Let me be specific. We take a sinner through the moral Law, and they admit to lying and theft. Suddenly, their facial expression changes, and they become distressed. It’s then that we may want to console them by saying something like, “It’s okay. I, too, have lied and stolen.”
Our motive may be because we don’t want them to be in distress, or it may be because we don’t want to sound “holier than thou”: “You’re a wicked sinner, and I’m not.” A holier-than-thou impression could be a stumbling block because it may seem that we are looking on them with condescension.

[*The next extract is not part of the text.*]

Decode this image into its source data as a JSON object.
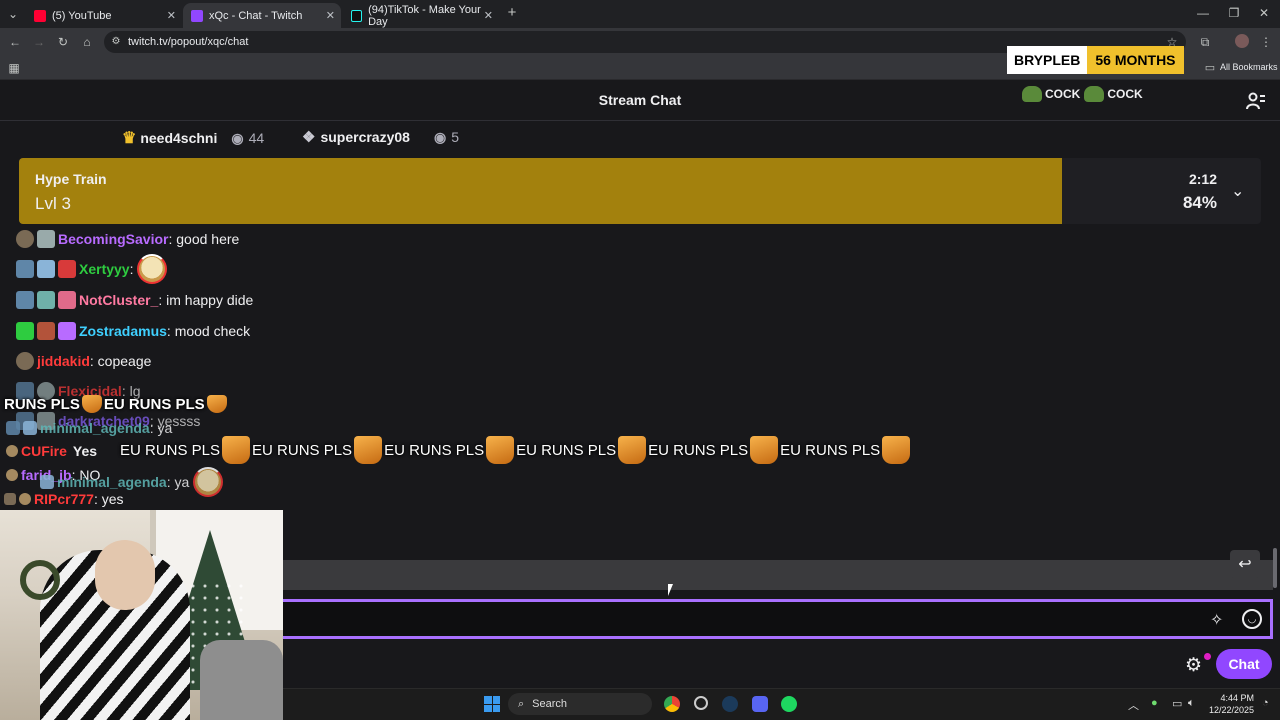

I sympathize with the tender Christian. When I’m taking someone through the Ten Commandments and seeing them distressed, I can’t wait to get through the Law into the gospel. I’m tempted to hurry out of the darkness into the light. I’m also concerned about losing them before they hear the good news of the gospel. However, I have learned to control those emotions for a good reason.
Those few moments when a sinner is saying in his heart, “Woe is me! I am undone!” are very precious, because they are working in him a thirst for righteousness. When a drowning man sees that he is going to die, that he has no hope, that’s when he will forget his pride and call out for the lifeguard to save him. But he won’t do that if he doesn’t see that his life is in terrible danger.
“Nowhere in Scripture does anyone who is preaching to the lost console sinners in their sins.”
To use another analogy, no good doctor will give a patient a cure until he is certain that the patient understands the serious nature of his disease. If the patient thinks that he can handle the disease himself, he won’t bother with the cure the doctor is offering him. And so, the doctor pours on the heat to make him sweat. Then the patient says, “Doctor, I can see this is deadly serious. What should I do?” All the while, the doctor’s motive is solely for the well-being of his patient.
And so, we hold back from consoling a distressed sinner because we have a concern for his or her eternal welfare. Look at how Scripture’s addressing of sinners is anything but consoling:
Cleanse your hands, you sinners; and purify your hearts, you double-minded. Lament and mourn and weep! Let your laughter be turned to mourning and your joy to gloom. (James 4:8-9)
When reaching out to the lost in Romans 2:21-22, the apostle Paul did not say, “You who preach that a man should not steal, do you steal? I have. You who say, ‘Do not commit adultery,’ do you commit adultery? I have in my heart.”
“It is essential that we always have a loving tone when reasoning about such sobering issues.”
Neither did Nathan approach David after he’d committed adultery and murder by saying that he also was tempted to commit adultery and murder. Nor did Paul sympathize with Felix when he trembled at his preaching (see Acts 24:25). Nowhere in Scripture does anyone who is preaching to the lost console sinners in their sins. The error of premature consolation may be due to a lack of understanding that the Law brings wrath and the gospel brings comfort. If we mix up the two, it will lead us into error.
However, I believe that there is a way to bring a biblical compromise between the two. When I’m witnessing, I often say, “I’m going to share the gospel with you—the good news that God can give you everlasting life as a free gift. But, before I do, I must talk to you about your sin so that you’ll appreciate God’s offer of forgiveness. Does that make sense?” Sometimes I will say, “We are going to go through a dark tunnel, but there’s light at the end of the tunnel, so stay with me.” And, of course, it is essential that we always have a loving tone when reasoning about such sobering issues.